Stored items from a collection
*** Begin section ***
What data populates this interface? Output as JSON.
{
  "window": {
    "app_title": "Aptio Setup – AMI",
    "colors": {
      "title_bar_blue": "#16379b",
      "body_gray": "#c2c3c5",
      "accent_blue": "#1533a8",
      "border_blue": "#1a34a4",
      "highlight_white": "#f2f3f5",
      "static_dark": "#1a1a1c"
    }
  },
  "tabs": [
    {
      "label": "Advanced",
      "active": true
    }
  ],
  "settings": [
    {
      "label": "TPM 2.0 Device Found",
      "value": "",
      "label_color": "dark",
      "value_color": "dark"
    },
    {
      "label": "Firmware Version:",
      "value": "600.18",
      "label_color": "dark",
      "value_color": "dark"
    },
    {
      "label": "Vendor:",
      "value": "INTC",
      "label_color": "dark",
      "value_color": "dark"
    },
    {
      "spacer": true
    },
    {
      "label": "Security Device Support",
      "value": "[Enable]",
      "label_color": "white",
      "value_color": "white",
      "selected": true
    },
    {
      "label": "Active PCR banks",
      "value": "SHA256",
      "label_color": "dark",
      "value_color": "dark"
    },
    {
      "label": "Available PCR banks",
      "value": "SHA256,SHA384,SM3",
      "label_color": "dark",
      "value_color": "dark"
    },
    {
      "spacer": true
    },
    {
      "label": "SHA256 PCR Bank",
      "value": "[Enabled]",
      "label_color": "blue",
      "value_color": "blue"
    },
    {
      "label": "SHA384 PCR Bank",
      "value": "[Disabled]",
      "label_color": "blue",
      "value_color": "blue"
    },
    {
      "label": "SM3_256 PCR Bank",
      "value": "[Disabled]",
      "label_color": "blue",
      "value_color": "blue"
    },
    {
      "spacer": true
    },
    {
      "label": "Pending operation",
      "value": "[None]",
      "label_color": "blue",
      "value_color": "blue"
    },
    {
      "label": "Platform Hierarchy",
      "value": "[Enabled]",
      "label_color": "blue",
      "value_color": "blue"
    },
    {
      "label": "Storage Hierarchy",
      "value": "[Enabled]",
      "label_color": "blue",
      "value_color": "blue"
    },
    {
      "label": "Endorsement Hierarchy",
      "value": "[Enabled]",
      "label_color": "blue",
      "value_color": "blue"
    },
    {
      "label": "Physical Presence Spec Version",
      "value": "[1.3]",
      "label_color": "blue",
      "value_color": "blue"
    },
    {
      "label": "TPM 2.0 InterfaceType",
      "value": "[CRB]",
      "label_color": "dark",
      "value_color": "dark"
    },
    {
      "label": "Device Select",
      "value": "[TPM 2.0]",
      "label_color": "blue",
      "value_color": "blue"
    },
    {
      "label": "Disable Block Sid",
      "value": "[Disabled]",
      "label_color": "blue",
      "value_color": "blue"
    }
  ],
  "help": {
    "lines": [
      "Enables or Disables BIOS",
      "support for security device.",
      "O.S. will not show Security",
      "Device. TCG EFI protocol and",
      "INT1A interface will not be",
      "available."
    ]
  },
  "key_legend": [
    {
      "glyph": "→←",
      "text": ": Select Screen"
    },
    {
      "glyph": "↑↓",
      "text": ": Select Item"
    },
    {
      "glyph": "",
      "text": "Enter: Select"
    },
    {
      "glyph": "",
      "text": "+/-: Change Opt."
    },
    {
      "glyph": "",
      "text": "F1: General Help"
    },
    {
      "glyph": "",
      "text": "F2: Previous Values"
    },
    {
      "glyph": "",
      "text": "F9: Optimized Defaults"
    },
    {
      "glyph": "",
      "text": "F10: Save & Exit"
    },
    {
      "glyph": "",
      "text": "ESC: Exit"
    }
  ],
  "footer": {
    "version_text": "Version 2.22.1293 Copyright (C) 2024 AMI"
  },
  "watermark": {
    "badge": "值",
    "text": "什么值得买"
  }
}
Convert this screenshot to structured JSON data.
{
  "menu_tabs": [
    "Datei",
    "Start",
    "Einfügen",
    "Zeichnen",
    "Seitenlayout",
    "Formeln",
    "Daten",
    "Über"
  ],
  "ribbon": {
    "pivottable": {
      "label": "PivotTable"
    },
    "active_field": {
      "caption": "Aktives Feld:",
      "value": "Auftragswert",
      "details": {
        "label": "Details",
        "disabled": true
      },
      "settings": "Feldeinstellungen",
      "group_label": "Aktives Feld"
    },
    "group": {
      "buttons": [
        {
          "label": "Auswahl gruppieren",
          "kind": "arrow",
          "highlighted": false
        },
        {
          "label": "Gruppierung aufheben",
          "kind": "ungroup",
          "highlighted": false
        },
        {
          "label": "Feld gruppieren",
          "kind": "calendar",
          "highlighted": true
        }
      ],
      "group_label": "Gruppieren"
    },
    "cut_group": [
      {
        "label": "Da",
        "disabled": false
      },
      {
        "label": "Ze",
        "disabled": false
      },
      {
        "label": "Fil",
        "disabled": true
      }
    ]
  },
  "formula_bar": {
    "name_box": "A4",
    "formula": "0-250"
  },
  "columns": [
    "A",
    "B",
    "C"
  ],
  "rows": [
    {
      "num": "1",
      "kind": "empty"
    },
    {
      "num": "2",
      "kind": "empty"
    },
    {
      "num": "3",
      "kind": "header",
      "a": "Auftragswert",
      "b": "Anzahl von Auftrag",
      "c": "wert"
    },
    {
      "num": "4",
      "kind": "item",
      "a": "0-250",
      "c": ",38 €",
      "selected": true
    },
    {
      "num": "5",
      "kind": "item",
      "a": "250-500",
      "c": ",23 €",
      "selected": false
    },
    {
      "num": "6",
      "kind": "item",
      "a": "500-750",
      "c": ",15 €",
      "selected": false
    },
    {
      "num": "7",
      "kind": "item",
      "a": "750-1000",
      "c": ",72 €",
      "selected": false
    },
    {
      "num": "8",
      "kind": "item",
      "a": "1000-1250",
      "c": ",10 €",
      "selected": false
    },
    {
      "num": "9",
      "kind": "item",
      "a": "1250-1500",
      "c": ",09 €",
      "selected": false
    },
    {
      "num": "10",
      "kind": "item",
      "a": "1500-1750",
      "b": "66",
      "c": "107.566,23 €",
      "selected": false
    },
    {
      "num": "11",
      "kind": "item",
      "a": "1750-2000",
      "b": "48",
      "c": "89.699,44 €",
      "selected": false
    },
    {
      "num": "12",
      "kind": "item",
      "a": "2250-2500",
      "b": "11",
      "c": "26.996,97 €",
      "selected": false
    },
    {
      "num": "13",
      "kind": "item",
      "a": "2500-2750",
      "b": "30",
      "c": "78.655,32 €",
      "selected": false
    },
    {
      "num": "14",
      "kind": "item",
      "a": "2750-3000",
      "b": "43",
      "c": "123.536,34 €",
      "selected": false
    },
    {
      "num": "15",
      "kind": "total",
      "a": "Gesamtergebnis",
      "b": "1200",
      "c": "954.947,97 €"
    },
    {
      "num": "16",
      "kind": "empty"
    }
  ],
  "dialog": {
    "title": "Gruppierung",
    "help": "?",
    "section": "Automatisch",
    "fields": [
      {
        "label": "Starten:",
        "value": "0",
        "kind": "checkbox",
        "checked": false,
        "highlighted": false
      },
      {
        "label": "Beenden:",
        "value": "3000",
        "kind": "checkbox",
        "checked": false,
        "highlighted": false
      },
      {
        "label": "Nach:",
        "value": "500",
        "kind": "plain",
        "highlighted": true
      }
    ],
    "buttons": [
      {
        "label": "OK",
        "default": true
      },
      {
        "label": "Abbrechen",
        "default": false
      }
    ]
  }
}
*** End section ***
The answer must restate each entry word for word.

- [Task output]:
What data populates this interface? Output as JSON.
{
  "window": {
    "app_title": "Aptio Setup – AMI",
    "colors": {
      "title_bar_blue": "#16379b",
      "body_gray": "#c2c3c5",
      "accent_blue": "#1533a8",
      "border_blue": "#1a34a4",
      "highlight_white": "#f2f3f5",
      "static_dark": "#1a1a1c"
    }
  },
  "tabs": [
    {
      "label": "Advanced",
      "active": true
    }
  ],
  "settings": [
    {
      "label": "TPM 2.0 Device Found",
      "value": "",
      "label_color": "dark",
      "value_color": "dark"
    },
    {
      "label": "Firmware Version:",
      "value": "600.18",
      "label_color": "dark",
      "value_color": "dark"
    },
    {
      "label": "Vendor:",
      "value": "INTC",
      "label_color": "dark",
      "value_color": "dark"
    },
    {
      "spacer": true
    },
    {
      "label": "Security Device Support",
      "value": "[Enable]",
      "label_color": "white",
      "value_color": "white",
      "selected": true
    },
    {
      "label": "Active PCR banks",
      "value": "SHA256",
      "label_color": "dark",
      "value_color": "dark"
    },
    {
      "label": "Available PCR banks",
      "value": "SHA256,SHA384,SM3",
      "label_color": "dark",
      "value_color": "dark"
    },
    {
      "spacer": true
    },
    {
      "label": "SHA256 PCR Bank",
      "value": "[Enabled]",
      "label_color": "blue",
      "value_color": "blue"
    },
    {
      "label": "SHA384 PCR Bank",
      "value": "[Disabled]",
      "label_color": "blue",
      "value_color": "blue"
    },
    {
      "label": "SM3_256 PCR Bank",
      "value": "[Disabled]",
      "label_color": "blue",
      "value_color": "blue"
    },
    {
      "spacer": true
    },
    {
      "label": "Pending operation",
      "value": "[None]",
      "label_color": "blue",
      "value_color": "blue"
    },
    {
      "label": "Platform Hierarchy",
      "value": "[Enabled]",
      "label_color": "blue",
      "value_color": "blue"
    },
    {
      "label": "Storage Hierarchy",
      "value": "[Enabled]",
      "label_color": "blue",
      "value_color": "blue"
    },
    {
      "label": "Endorsement Hierarchy",
      "value": "[Enabled]",
      "label_color": "blue",
      "value_color": "blue"
    },
    {
      "label": "Physical Presence Spec Version",
      "value": "[1.3]",
      "label_color": "blue",
      "value_color": "blue"
    },
    {
      "label": "TPM 2.0 InterfaceType",
      "value": "[CRB]",
      "label_color": "dark",
      "value_color": "dark"
    },
    {
      "label": "Device Select",
      "value": "[TPM 2.0]",
      "label_color": "blue",
      "value_color": "blue"
    },
    {
      "label": "Disable Block Sid",
      "value": "[Disabled]",
      "label_color": "blue",
      "value_color": "blue"
    }
  ],
  "help": {
    "lines": [
      "Enables or Disables BIOS",
      "support for security device.",
      "O.S. will not show Security",
      "Device. TCG EFI protocol and",
      "INT1A interface will not be",
      "available."
    ]
  },
  "key_legend": [
    {
      "glyph": "→←",
      "text": ": Select Screen"
    },
    {
      "glyph": "↑↓",
      "text": ": Select Item"
    },
    {
      "glyph": "",
      "text": "Enter: Select"
    },
    {
      "glyph": "",
      "text": "+/-: Change Opt."
    },
    {
      "glyph": "",
      "text": "F1: General Help"
    },
    {
      "glyph": "",
      "text": "F2: Previous Values"
    },
    {
      "glyph": "",
      "text": "F9: Optimized Defaults"
    },
    {
      "glyph": "",
      "text": "F10: Save & Exit"
    },
    {
      "glyph": "",
      "text": "ESC: Exit"
    }
  ],
  "footer": {
    "version_text": "Version 2.22.1293 Copyright (C) 2024 AMI"
  },
  "watermark": {
    "badge": "值",
    "text": "什么值得买"
  }
}
Convert this screenshot to structured JSON data.
{
  "menu_tabs": [
    "Datei",
    "Start",
    "Einfügen",
    "Zeichnen",
    "Seitenlayout",
    "Formeln",
    "Daten",
    "Über"
  ],
  "ribbon": {
    "pivottable": {
      "label": "PivotTable"
    },
    "active_field": {
      "caption": "Aktives Feld:",
      "value": "Auftragswert",
      "details": {
        "label": "Details",
        "disabled": true
      },
      "settings": "Feldeinstellungen",
      "group_label": "Aktives Feld"
    },
    "group": {
      "buttons": [
        {
          "label": "Auswahl gruppieren",
          "kind": "arrow",
          "highlighted": false
        },
        {
          "label": "Gruppierung aufheben",
          "kind": "ungroup",
          "highlighted": false
        },
        {
          "label": "Feld gruppieren",
          "kind": "calendar",
          "highlighted": true
        }
      ],
      "group_label": "Gruppieren"
    },
    "cut_group": [
      {
        "label": "Da",
        "disabled": false
      },
      {
        "label": "Ze",
        "disabled": false
      },
      {
        "label": "Fil",
        "disabled": true
      }
    ]
  },
  "formula_bar": {
    "name_box": "A4",
    "formula": "0-250"
  },
  "columns": [
    "A",
    "B",
    "C"
  ],
  "rows": [
    {
      "num": "1",
      "kind": "empty"
    },
    {
      "num": "2",
      "kind": "empty"
    },
    {
      "num": "3",
      "kind": "header",
      "a": "Auftragswert",
      "b": "Anzahl von Auftrag",
      "c": "wert"
    },
    {
      "num": "4",
      "kind": "item",
      "a": "0-250",
      "c": ",38 €",
      "selected": true
    },
    {
      "num": "5",
      "kind": "item",
      "a": "250-500",
      "c": ",23 €",
      "selected": false
    },
    {
      "num": "6",
      "kind": "item",
      "a": "500-750",
      "c": ",15 €",
      "selected": false
    },
    {
      "num": "7",
      "kind": "item",
      "a": "750-1000",
      "c": ",72 €",
      "selected": false
    },
    {
      "num": "8",
      "kind": "item",
      "a": "1000-1250",
      "c": ",10 €",
      "selected": false
    },
    {
      "num": "9",
      "kind": "item",
      "a": "1250-1500",
      "c": ",09 €",
      "selected": false
    },
    {
      "num": "10",
      "kind": "item",
      "a": "1500-1750",
      "b": "66",
      "c": "107.566,23 €",
      "selected": false
    },
    {
      "num": "11",
      "kind": "item",
      "a": "1750-2000",
      "b": "48",
      "c": "89.699,44 €",
      "selected": false
    },
    {
      "num": "12",
      "kind": "item",
      "a": "2250-2500",
      "b": "11",
      "c": "26.996,97 €",
      "selected": false
    },
    {
      "num": "13",
      "kind": "item",
      "a": "2500-2750",
      "b": "30",
      "c": "78.655,32 €",
      "selected": false
    },
    {
      "num": "14",
      "kind": "item",
      "a": "2750-3000",
      "b": "43",
      "c": "123.536,34 €",
      "selected": false
    },
    {
      "num": "15",
      "kind": "total",
      "a": "Gesamtergebnis",
      "b": "1200",
      "c": "954.947,97 €"
    },
    {
      "num": "16",
      "kind": "empty"
    }
  ],
  "dialog": {
    "title": "Gruppierung",
    "help": "?",
    "section": "Automatisch",
    "fields": [
      {
        "label": "Starten:",
        "value": "0",
        "kind": "checkbox",
        "checked": false,
        "highlighted": false
      },
      {
        "label": "Beenden:",
        "value": "3000",
        "kind": "checkbox",
        "checked": false,
        "highlighted": false
      },
      {
        "label": "Nach:",
        "value": "500",
        "kind": "plain",
        "highlighted": true
      }
    ],
    "buttons": [
      {
        "label": "OK",
        "default": true
      },
      {
        "label": "Abbrechen",
        "default": false
      }
    ]
  }
}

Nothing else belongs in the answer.